**Material for the task:**

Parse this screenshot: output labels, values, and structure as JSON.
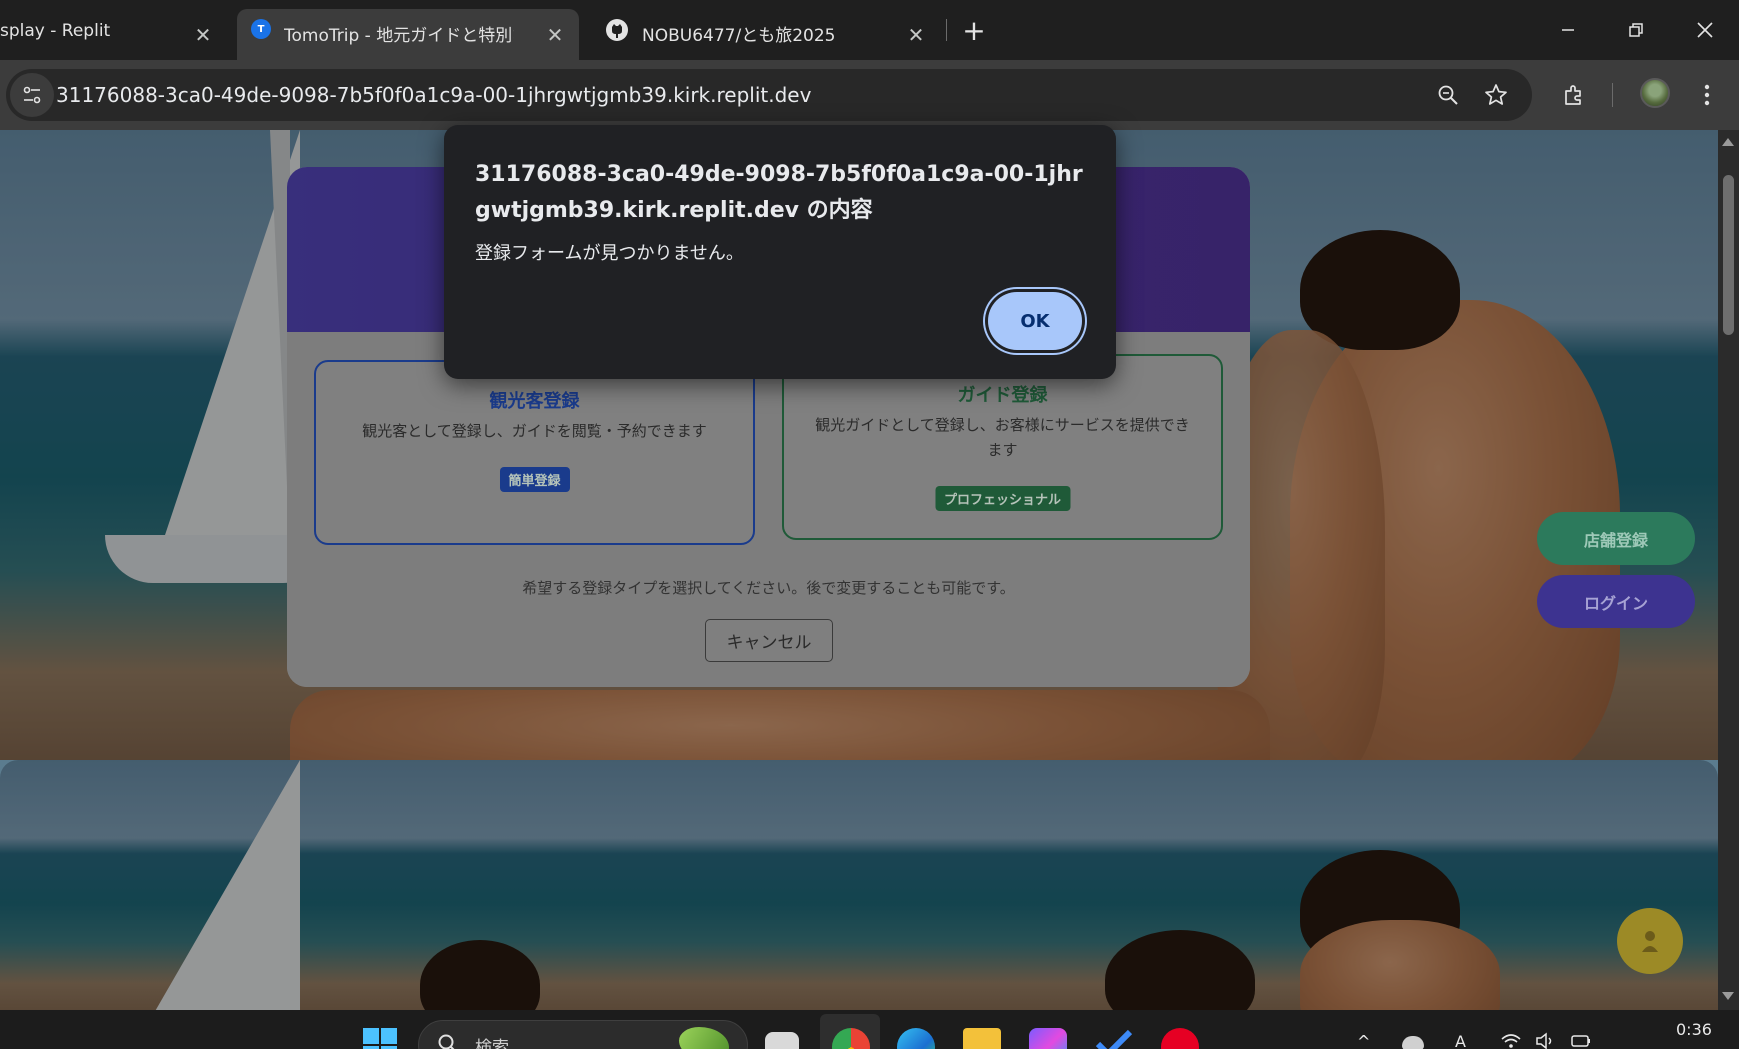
{
  "browser": {
    "tabs": [
      {
        "label": "splay - Replit",
        "active": false
      },
      {
        "label": "TomoTrip - 地元ガイドと特別な旅",
        "active": true
      },
      {
        "label": "NOBU6477/とも旅2025",
        "active": false
      }
    ],
    "address_bar": {
      "url": "31176088-3ca0-49de-9098-7b5f0f0a1c9a-00-1jhrgwtjgmb39.kirk.replit.dev"
    }
  },
  "dialog": {
    "title": "31176088-3ca0-49de-9098-7b5f0f0a1c9a-00-1jhrgwtjgmb39.kirk.replit.dev の内容",
    "message": "登録フォームが見つかりません。",
    "ok_label": "OK"
  },
  "registration": {
    "tourist": {
      "title": "観光客登録",
      "description": "観光客として登録し、ガイドを閲覧・予約できます",
      "badge": "簡単登録"
    },
    "guide": {
      "title": "ガイド登録",
      "description": "観光ガイドとして登録し、お客様にサービスを提供できます",
      "badge": "プロフェッショナル"
    },
    "hint": "希望する登録タイプを選択してください。後で変更することも可能です。",
    "cancel_label": "キャンセル"
  },
  "floating": {
    "store_register": "店舗登録",
    "login": "ログイン"
  },
  "taskbar": {
    "search_placeholder": "検索",
    "clock": "0:36"
  },
  "colors": {
    "dialog_bg": "#202124",
    "ok_button": "#a8c7fa",
    "tourist_accent": "#1a3b8c",
    "guide_accent": "#1f5a38",
    "header_gradient": "#4b3fa6"
  }
}
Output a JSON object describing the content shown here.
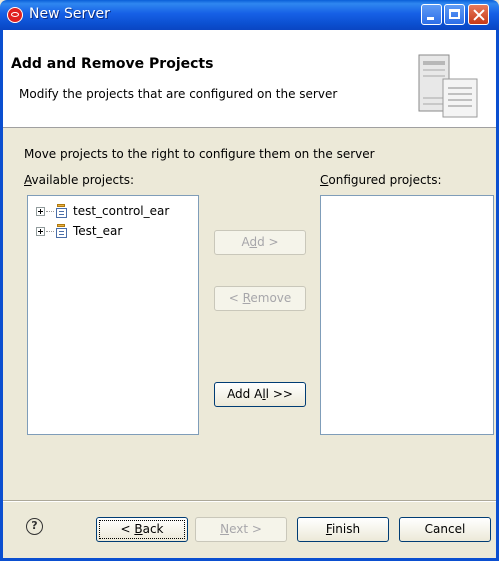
{
  "window": {
    "title": "New Server"
  },
  "header": {
    "title": "Add and Remove Projects",
    "description": "Modify the projects that are configured on the server"
  },
  "instructions": "Move projects to the right to configure them on the server",
  "available": {
    "label_mnemonic": "A",
    "label_rest": "vailable projects:",
    "items": [
      {
        "label": "test_control_ear",
        "icon": "ear-project-icon"
      },
      {
        "label": "Test_ear",
        "icon": "ear-project-icon"
      }
    ]
  },
  "configured": {
    "label_mnemonic": "C",
    "label_rest": "onfigured projects:",
    "items": []
  },
  "buttons": {
    "add": {
      "pre": "A",
      "mnemonic": "d",
      "post": "d >",
      "enabled": false
    },
    "remove": {
      "pre": "< ",
      "mnemonic": "R",
      "post": "emove",
      "enabled": false
    },
    "add_all": {
      "pre": "Add A",
      "mnemonic": "l",
      "post": "l >>",
      "enabled": true
    }
  },
  "footer": {
    "help": "?",
    "back": {
      "pre": "< ",
      "mnemonic": "B",
      "post": "ack",
      "enabled": true
    },
    "next": {
      "pre": "",
      "mnemonic": "N",
      "post": "ext >",
      "enabled": false
    },
    "finish": {
      "pre": "",
      "mnemonic": "F",
      "post": "inish",
      "enabled": true
    },
    "cancel": {
      "label": "Cancel",
      "enabled": true
    }
  },
  "colors": {
    "title_bar": "#0b4fd0",
    "dialog_bg": "#ece9d8",
    "list_border": "#7f9db9",
    "disabled_text": "#a7a6aa"
  }
}
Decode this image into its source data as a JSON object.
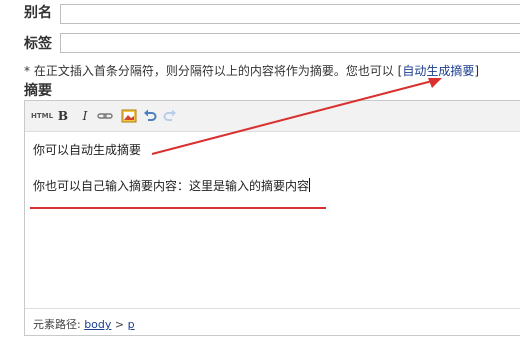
{
  "alias": {
    "label": "别名",
    "value": ""
  },
  "tags": {
    "label": "标签",
    "value": ""
  },
  "hint": {
    "text": "* 在正文插入首条分隔符，则分隔符以上的内容将作为摘要。您也可以 ",
    "link_open": "[",
    "link_label": "自动生成摘要",
    "link_close": "]"
  },
  "summary": {
    "label": "摘要",
    "toolbar": {
      "html_label": "HTML",
      "bold_label": "B",
      "italic_label": "I",
      "icons": [
        "link-icon",
        "image-icon",
        "undo-icon",
        "redo-icon"
      ]
    },
    "content": {
      "line1": "你可以自动生成摘要",
      "line2": "你也可以自己输入摘要内容：这里是输入的摘要内容"
    },
    "statusbar": {
      "prefix": "元素路径: ",
      "path": [
        "body",
        "p"
      ],
      "separator": " > "
    }
  },
  "colors": {
    "annotation_red": "#d93030",
    "link_blue": "#1a3f8f"
  }
}
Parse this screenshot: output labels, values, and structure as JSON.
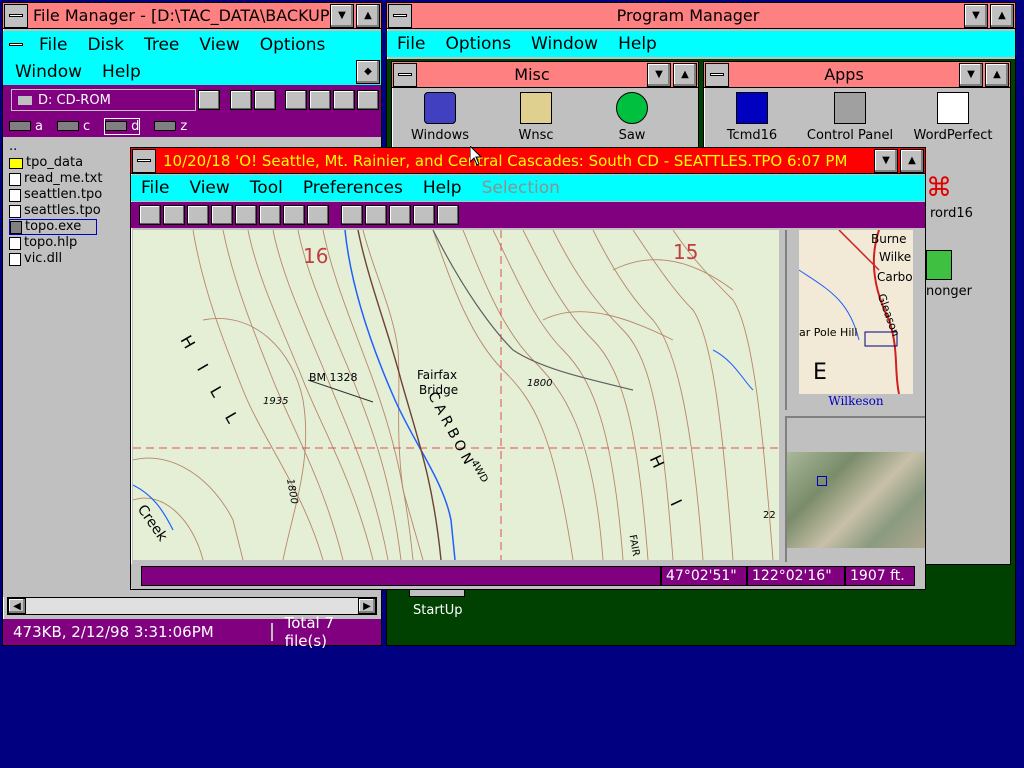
{
  "file_manager": {
    "title": "File Manager - [D:\\TAC_DATA\\BACKUP",
    "menu": [
      "File",
      "Disk",
      "Tree",
      "View",
      "Options",
      "Window",
      "Help"
    ],
    "drive_select": "D: CD-ROM",
    "drives": [
      "a",
      "c",
      "d",
      "z"
    ],
    "up_dir": "..",
    "files": [
      {
        "name": "tpo_data",
        "type": "folder"
      },
      {
        "name": "read_me.txt",
        "type": "file"
      },
      {
        "name": "seattlen.tpo",
        "type": "file"
      },
      {
        "name": "seattles.tpo",
        "type": "file"
      },
      {
        "name": "topo.exe",
        "type": "exe",
        "selected": true
      },
      {
        "name": "topo.hlp",
        "type": "file"
      },
      {
        "name": "vic.dll",
        "type": "file"
      }
    ],
    "status_left": "473KB, 2/12/98 3:31:06PM",
    "status_right": "Total 7 file(s)"
  },
  "program_manager": {
    "title": "Program Manager",
    "menu": [
      "File",
      "Options",
      "Window",
      "Help"
    ],
    "misc": {
      "title": "Misc",
      "icons": [
        "Windows",
        "Wnsc",
        "Saw"
      ]
    },
    "apps": {
      "title": "Apps",
      "icons": [
        "Tcmd16",
        "Control Panel",
        "WordPerfect"
      ],
      "partial_labels": [
        "rord16",
        "nonger"
      ]
    },
    "startup_label": "StartUp"
  },
  "topo": {
    "title": "10/20/18 'O! Seattle, Mt. Rainier, and Central Cascades: South CD - SEATTLES.TPO  6:07 PM",
    "menu": [
      "File",
      "View",
      "Tool",
      "Preferences",
      "Help",
      "Selection"
    ],
    "map_labels": {
      "sec16": "16",
      "sec15": "15",
      "hill_left": "H I L L",
      "bm": "BM 1328",
      "fairfax": "Fairfax",
      "bridge": "Bridge",
      "carbon": "CARBON",
      "e1935": "1935",
      "e1800a": "1800",
      "e1800b": "1800",
      "creek": "Creek",
      "fourwd": "4WD",
      "hill_right": "H I",
      "fair": "FAIR",
      "e22": "22"
    },
    "overview": {
      "labels": [
        "Burne",
        "Wilke",
        "Carbo",
        "Gleason",
        "ar Pole Hill",
        "E"
      ],
      "caption": "Wilkeson"
    },
    "status": {
      "lat": "47°02'51\"",
      "lon": "122°02'16\"",
      "elev": "1907 ft."
    },
    "colors": {
      "title_bar": "#ff0000",
      "title_text": "#ffff00",
      "toolbar": "#800080",
      "menu": "#00ffff",
      "map_bg": "#e4efd6",
      "contour": "#b8866a",
      "grid": "#e05050"
    }
  }
}
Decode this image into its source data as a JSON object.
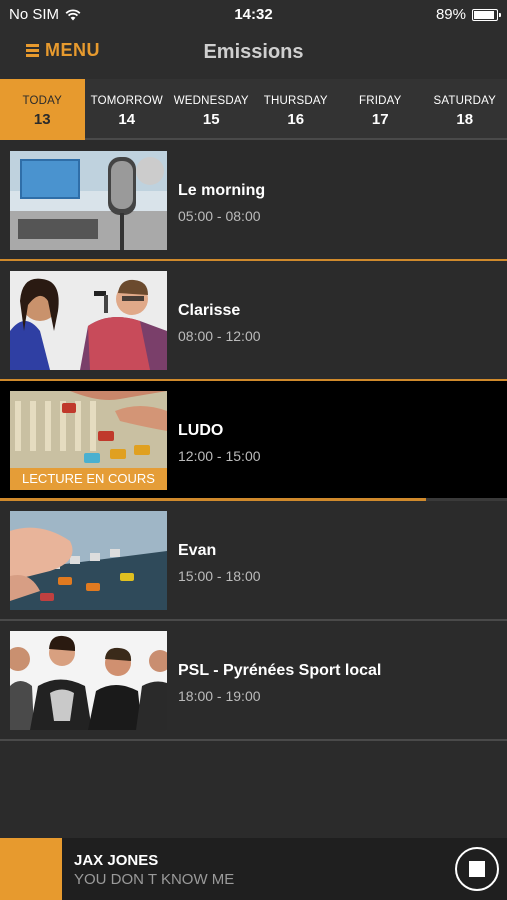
{
  "status": {
    "carrier": "No SIM",
    "time": "14:32",
    "battery": "89%"
  },
  "nav": {
    "menu_label": "MENU",
    "title": "Emissions"
  },
  "days": [
    {
      "name": "TODAY",
      "num": "13",
      "active": true
    },
    {
      "name": "TOMORROW",
      "num": "14"
    },
    {
      "name": "WEDNESDAY",
      "num": "15"
    },
    {
      "name": "THURSDAY",
      "num": "16"
    },
    {
      "name": "FRIDAY",
      "num": "17"
    },
    {
      "name": "SATURDAY",
      "num": "18"
    }
  ],
  "shows": [
    {
      "title": "Le morning",
      "time": "05:00 - 08:00"
    },
    {
      "title": "Clarisse",
      "time": "08:00 - 12:00"
    },
    {
      "title": "LUDO",
      "time": "12:00 - 15:00",
      "now_playing": "LECTURE EN COURS",
      "progress": 0.84
    },
    {
      "title": "Evan",
      "time": "15:00 - 18:00"
    },
    {
      "title": "PSL - Pyrénées Sport local",
      "time": "18:00 - 19:00"
    }
  ],
  "player": {
    "artist": "JAX JONES",
    "track": "YOU DON T KNOW ME"
  },
  "colors": {
    "accent": "#e79a2e"
  }
}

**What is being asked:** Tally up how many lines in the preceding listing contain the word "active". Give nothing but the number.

**Your solution:** 4